1. “Stick to your (meal) ticket”: It opens doors (unless you’re Sister Baker who routinely swipes 10 times before getting in) and rains down manna from heaven.

2. Avoid the cafeteria on Wednesday evenings around four:
You will be greeted by a sea of orange dots and about 10 million 19 year olds.

3. B.Y.O.S. Bring Your Own Spoon:
Though the BYU Creamery ice cream they provide in the vending machine is heavenly, THEY DO NOT PROVIDE SPOONS.

If you forget.

You’ll just end up drinking it.

4. The ghost choir in the girl’s bathroom is NOT Moaning Myrtle:
It’s nothing other worldly. It’s actually fairly normal. Just roll with it.

Sometimes its a real treat. And you can make a request.

Sometimes you decide that you could really go another day without showering.

5. Sometimes Elders will ask to street contact you:
This means they will ask for your number.

They probably won’t call.

6. If you make it through day 3 the worst is over:
Day 1: you arrive
Day 2: you teach your first discussion-yes, in your mission language. And yes even though you’ve only been learning that language for 12 hours- 8 of which have been spent asleep.
Day 3: the longest day of your life
Day 4: Deliverance Day: this includes BYU Creamery ice cream, choir, devotional, and (church) movies!

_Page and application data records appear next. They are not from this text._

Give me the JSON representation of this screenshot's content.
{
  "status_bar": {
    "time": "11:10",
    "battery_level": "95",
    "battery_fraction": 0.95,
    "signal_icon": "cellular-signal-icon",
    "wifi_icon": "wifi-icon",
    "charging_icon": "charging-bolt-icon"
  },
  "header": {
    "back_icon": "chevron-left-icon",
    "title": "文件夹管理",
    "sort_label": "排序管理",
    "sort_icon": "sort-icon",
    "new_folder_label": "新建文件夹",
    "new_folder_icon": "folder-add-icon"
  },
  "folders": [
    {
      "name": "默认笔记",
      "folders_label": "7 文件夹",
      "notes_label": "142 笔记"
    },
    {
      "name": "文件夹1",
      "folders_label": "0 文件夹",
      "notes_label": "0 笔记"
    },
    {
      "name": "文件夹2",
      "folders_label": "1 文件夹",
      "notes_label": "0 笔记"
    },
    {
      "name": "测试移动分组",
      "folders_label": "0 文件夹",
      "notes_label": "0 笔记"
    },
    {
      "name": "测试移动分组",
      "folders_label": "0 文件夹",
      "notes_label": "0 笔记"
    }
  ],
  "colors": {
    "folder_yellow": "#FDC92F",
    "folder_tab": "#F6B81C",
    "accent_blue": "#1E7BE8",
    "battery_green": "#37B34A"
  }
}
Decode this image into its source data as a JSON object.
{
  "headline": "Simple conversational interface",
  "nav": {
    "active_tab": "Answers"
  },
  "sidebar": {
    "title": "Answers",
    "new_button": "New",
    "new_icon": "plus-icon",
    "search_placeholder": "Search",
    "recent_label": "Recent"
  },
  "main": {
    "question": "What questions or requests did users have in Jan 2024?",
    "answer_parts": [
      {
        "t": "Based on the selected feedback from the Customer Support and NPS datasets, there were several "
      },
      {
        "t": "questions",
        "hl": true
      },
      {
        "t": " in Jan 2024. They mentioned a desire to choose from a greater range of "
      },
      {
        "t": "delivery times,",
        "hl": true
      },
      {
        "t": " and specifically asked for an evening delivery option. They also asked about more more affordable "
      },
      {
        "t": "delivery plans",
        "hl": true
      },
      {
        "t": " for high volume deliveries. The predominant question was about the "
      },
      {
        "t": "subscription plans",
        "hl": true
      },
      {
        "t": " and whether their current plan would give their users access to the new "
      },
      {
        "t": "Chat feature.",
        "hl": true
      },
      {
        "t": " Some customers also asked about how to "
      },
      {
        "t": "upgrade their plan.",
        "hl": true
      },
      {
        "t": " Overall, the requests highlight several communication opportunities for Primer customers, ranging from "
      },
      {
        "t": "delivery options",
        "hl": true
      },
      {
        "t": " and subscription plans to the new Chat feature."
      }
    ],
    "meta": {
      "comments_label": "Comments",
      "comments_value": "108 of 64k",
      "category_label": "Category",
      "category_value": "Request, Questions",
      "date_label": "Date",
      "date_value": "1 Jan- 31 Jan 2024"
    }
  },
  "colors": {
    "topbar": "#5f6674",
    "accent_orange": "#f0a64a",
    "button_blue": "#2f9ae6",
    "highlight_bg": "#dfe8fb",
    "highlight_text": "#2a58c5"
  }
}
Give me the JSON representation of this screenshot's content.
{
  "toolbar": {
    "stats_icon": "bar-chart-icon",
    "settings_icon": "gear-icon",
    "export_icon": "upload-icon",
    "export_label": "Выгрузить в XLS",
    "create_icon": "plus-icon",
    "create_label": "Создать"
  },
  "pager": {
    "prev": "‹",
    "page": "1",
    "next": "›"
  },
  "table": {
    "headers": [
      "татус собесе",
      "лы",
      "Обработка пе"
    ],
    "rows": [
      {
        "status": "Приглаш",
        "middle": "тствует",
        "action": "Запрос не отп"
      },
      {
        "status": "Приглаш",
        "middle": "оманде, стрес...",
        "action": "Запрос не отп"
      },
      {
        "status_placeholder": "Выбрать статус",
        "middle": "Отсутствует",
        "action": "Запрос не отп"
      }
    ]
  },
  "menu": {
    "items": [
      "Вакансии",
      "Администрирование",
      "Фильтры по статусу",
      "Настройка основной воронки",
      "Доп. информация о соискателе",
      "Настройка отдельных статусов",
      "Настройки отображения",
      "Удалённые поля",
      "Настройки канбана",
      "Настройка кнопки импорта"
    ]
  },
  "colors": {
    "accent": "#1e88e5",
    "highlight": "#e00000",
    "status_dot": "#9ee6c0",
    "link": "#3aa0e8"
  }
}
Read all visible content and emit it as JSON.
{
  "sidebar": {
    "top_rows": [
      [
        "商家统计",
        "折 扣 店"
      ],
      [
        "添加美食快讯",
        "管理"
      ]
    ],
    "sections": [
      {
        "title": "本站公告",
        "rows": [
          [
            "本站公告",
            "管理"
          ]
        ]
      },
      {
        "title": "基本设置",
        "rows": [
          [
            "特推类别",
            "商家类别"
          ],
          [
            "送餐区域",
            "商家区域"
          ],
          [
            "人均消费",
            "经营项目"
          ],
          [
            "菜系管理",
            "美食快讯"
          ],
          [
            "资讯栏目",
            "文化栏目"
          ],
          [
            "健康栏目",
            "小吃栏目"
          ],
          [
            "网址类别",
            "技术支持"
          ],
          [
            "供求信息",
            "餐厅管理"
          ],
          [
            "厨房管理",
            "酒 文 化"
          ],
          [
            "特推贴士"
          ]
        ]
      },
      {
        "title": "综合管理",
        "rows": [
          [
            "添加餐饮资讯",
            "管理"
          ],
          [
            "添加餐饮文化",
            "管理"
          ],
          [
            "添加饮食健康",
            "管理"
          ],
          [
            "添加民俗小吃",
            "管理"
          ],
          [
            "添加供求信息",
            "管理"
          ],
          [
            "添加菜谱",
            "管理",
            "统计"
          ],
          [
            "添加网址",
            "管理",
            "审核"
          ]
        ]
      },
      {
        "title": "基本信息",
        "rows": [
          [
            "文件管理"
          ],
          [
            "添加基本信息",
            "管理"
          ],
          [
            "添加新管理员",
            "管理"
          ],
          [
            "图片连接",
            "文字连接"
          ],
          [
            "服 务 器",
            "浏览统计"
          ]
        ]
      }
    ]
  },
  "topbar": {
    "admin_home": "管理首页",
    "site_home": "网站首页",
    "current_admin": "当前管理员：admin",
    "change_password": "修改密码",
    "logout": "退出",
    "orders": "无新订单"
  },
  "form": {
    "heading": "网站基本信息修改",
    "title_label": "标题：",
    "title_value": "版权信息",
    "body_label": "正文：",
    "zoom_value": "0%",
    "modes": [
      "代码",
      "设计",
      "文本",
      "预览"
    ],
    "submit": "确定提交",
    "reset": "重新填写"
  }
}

7. The Elders can be your best friends or your WORST enemies:
They say really funny stuff like:
“Dude, my little brother looks like a Keebler elf.”
and “Its relief society–where I can relieve myself.”

All the time.

So much so that you forget that you actually, probably, really should be studying for your lesson–in a foreign language–that you are giving in 1 hour.

8. Staying up late will kill you: < this is not a joke>
Good luck making it through TALL tomorrow.

9. Humor can compensate for all sorts of awkwardness:
Like when your investigator (who is also your teacher) shows up early for your lesson and asks what you’re doing in their house . . .

10. The Elders are often impressed by:
comic book references and beat boxing

11. Join Choir
Even if you can’t sing. Or would really rather not sing. Brother Eggett is hilarious. And has some super profound insights that he likes to throw in between constructive insults.

12. Invest time in investigating the left-behind box:
You will save all sorts of money on laundry soap, dryer sheets, soap, and snacks.

13. Bring headphones:
2M Fitness gym has a sweet cardio theater where you can watch an excellent selection of Mormon Messages, conference talks, and church produced short films.

Seven Days

So, it’s official.

In one week, I’ll be a full-time sister missionary.

Well, more like six days now.

Just a few more odds and ends to purchase. And a couple of beefy big suitcases to pack and I’ll be on a plane . . . to Provo (where the Pope isn’t, and will likely never be).

For six glorious weeks.

In which time I will probably outgrow all of my clothes if rumors about the Provo Missionary Training Center prove to be true.

Six weeks of nothing but Portuguese.

Which is a good thing.

Trust me.

Because at present all I can say is “a mulher come uma maçã,” in very broken, ugly sounding engla-guese.

And I really don’t think that I’ll have much use for that. But then again, maybe lots of ladies eat apples in Brazil. And they do it covertly, so I’ll have to point it out. To my companions. Very loudly. With a very american accent.

Who knows.

And then onto Brazil. The great beyond.